Encouraging Generic Use Can Yield Significant Savings

November 2012

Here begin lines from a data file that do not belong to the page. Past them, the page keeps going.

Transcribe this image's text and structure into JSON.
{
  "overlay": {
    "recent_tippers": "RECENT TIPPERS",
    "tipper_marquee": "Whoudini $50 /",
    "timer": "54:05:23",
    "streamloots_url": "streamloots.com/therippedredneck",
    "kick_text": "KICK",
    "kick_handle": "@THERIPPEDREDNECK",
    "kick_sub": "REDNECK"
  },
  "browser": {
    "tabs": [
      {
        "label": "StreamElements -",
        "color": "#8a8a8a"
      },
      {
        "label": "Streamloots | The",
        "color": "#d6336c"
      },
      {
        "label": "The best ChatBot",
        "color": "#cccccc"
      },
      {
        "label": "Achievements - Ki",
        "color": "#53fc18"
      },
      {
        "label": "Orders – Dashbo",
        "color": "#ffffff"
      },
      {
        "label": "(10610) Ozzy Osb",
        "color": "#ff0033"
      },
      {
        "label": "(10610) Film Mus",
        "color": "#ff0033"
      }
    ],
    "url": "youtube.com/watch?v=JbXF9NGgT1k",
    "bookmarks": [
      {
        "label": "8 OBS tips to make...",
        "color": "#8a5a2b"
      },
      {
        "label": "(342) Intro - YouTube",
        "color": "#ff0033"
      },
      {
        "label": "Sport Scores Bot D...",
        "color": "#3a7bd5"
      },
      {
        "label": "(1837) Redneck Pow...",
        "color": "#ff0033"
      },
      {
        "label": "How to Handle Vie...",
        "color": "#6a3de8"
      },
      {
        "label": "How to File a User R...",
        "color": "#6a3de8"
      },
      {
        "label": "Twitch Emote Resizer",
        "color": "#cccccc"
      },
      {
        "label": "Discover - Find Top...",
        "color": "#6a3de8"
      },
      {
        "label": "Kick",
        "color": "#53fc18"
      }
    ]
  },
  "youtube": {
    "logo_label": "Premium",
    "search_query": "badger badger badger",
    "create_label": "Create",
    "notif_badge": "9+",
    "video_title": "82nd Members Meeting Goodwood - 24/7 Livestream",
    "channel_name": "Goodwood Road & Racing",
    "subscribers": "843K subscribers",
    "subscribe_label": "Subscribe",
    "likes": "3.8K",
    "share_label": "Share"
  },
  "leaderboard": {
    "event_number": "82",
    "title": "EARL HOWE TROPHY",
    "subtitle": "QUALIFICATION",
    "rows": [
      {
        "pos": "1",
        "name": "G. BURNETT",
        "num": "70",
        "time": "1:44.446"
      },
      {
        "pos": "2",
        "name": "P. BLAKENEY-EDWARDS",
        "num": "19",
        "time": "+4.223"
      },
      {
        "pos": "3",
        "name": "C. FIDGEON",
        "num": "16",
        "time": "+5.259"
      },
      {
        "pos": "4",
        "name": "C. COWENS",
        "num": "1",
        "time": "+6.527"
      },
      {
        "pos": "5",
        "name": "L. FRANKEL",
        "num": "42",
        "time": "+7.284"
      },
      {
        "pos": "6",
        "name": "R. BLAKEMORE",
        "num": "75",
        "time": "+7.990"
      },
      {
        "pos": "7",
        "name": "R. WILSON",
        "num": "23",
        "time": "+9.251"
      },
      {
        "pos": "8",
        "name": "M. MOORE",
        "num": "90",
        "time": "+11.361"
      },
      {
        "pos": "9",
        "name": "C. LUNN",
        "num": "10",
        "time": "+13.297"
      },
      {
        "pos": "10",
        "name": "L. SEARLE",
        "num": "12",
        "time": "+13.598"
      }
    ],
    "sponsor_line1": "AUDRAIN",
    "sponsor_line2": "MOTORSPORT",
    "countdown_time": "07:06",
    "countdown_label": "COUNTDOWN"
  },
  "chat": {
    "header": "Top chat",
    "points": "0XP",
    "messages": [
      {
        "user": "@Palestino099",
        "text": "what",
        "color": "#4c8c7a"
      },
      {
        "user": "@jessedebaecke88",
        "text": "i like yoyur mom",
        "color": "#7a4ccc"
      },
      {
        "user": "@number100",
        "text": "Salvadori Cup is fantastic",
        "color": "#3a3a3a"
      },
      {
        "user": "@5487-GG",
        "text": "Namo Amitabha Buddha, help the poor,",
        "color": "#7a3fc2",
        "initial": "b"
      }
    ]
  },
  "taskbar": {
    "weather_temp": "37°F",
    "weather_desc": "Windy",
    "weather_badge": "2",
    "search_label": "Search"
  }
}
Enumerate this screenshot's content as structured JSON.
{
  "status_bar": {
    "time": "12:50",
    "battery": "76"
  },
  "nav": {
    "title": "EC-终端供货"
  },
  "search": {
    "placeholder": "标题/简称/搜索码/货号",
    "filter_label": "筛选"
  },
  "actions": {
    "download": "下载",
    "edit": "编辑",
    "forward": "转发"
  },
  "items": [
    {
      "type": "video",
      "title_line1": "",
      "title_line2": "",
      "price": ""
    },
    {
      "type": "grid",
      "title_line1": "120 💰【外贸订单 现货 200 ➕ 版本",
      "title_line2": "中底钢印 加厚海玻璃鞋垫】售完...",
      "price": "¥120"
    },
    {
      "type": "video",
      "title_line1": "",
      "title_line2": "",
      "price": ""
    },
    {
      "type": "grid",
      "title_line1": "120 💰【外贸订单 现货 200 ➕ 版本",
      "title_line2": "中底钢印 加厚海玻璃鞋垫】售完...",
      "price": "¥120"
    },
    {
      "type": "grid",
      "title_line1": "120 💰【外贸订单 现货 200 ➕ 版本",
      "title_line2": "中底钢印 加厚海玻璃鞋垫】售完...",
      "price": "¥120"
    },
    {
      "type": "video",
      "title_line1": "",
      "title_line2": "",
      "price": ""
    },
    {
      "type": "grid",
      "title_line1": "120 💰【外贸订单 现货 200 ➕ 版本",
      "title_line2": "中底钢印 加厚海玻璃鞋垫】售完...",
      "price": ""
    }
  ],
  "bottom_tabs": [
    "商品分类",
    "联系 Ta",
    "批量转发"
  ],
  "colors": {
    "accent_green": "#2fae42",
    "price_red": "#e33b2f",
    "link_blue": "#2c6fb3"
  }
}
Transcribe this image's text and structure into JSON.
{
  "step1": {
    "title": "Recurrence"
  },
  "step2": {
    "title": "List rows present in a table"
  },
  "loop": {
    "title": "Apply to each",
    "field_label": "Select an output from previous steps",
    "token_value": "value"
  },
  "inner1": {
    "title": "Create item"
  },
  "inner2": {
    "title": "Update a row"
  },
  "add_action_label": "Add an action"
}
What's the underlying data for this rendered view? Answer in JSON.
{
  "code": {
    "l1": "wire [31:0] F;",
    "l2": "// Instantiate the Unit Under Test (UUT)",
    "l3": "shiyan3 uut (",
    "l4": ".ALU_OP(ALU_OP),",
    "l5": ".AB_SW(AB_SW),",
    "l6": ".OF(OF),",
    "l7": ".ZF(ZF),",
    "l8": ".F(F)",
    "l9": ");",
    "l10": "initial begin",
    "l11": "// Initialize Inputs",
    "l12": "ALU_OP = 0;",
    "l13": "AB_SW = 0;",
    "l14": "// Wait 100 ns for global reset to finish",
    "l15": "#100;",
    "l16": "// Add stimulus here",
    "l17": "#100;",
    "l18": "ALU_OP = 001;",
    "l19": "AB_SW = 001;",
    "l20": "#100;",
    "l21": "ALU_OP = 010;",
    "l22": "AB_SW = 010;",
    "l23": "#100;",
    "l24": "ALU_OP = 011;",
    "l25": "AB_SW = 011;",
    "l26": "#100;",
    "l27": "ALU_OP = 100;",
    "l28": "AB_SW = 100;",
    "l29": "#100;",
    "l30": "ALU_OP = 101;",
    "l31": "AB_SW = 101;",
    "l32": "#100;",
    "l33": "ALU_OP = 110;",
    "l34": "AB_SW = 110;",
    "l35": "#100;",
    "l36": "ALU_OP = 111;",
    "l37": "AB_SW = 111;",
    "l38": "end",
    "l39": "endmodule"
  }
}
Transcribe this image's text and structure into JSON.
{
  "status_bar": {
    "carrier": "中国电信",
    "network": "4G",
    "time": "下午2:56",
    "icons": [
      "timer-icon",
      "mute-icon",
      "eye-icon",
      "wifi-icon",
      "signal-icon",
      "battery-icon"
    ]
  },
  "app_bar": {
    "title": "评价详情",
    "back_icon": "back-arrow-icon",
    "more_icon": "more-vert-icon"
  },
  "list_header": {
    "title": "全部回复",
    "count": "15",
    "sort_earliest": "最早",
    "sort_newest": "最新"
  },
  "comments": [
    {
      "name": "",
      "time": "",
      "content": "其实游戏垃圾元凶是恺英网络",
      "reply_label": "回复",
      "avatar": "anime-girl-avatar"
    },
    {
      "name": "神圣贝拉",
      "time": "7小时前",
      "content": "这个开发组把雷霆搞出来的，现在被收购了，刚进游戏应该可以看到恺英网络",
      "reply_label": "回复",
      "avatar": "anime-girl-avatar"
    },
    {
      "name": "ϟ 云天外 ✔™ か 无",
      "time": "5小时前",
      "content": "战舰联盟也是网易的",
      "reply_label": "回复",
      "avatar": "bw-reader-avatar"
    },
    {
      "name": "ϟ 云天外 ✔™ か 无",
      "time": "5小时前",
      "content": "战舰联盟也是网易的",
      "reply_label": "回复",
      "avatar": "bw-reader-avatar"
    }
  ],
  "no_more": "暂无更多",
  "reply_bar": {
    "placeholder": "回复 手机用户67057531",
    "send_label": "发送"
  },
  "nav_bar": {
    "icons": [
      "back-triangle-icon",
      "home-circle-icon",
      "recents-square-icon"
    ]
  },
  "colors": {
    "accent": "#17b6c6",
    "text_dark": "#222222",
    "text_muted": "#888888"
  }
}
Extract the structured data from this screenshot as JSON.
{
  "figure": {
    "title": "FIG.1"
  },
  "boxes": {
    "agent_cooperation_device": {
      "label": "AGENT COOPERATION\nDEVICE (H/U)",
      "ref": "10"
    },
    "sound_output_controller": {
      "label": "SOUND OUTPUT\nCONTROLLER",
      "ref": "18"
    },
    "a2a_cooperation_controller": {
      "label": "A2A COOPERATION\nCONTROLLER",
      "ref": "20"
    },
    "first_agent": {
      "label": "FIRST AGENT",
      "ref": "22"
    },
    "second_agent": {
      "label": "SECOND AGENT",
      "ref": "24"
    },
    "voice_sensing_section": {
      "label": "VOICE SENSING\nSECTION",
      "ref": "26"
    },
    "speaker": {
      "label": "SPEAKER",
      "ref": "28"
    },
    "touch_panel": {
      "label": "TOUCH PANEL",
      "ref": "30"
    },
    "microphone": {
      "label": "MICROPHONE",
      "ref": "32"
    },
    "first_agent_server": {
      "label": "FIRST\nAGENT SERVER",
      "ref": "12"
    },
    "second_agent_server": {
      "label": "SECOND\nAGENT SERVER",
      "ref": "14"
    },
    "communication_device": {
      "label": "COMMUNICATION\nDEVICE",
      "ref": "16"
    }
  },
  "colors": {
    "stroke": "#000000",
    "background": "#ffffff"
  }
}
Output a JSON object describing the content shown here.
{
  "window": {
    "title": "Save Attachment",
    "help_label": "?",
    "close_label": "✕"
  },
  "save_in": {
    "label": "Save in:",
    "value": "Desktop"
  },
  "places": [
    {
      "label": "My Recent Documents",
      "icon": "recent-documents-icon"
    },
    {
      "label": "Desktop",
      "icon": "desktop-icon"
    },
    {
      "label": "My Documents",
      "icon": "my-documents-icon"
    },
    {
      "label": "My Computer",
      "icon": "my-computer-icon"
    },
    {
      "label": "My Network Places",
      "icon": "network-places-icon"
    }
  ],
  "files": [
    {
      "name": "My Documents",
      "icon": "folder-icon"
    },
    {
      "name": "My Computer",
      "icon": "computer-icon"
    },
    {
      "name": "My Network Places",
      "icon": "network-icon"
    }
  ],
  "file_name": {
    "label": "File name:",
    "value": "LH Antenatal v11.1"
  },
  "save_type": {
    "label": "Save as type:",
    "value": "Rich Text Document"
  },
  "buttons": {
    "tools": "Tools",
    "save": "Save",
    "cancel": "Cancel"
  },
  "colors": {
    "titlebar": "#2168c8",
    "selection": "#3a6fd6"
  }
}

Rising prescription drug costs continue to be an issue of importance to patients, health insurers, and the federal government. One popular cost containment solution is encouraging the use of generic drugs over brand-name drugs. In general, utilization of generic medication is increasing in the United States. In addition to being lower cost, generic drug utilization is associated with increased medication adherence, which can lead to fewer hospitalizations and emergency department visits. The Congressional Budget Office (CBO) estimated that substituting generic for brand-name drugs was responsible for $33 billion in savings in 2007 for Medicare Part D, the Medicare prescription drug benefit. The CBO also estimated a potential $4 billion in additional savings from increased generic substitution in seven drug classes. In 2010, Jack Hoadley, Ph.D., collaborated with colleagues at Georgetown University, Social & Scientific Systems, and NORC at the University of Chicago on a HCFO-funded study that examined the extent of generic drug use in Medicare’s stand-alone drug plans for specific classes of drugs. They analyzed the impact of plan-level benefit design, formulary design, and overall program design on use of generics. Their findings on statins used to treat high cholesterol were published in the October 2012 issue of Health Affairs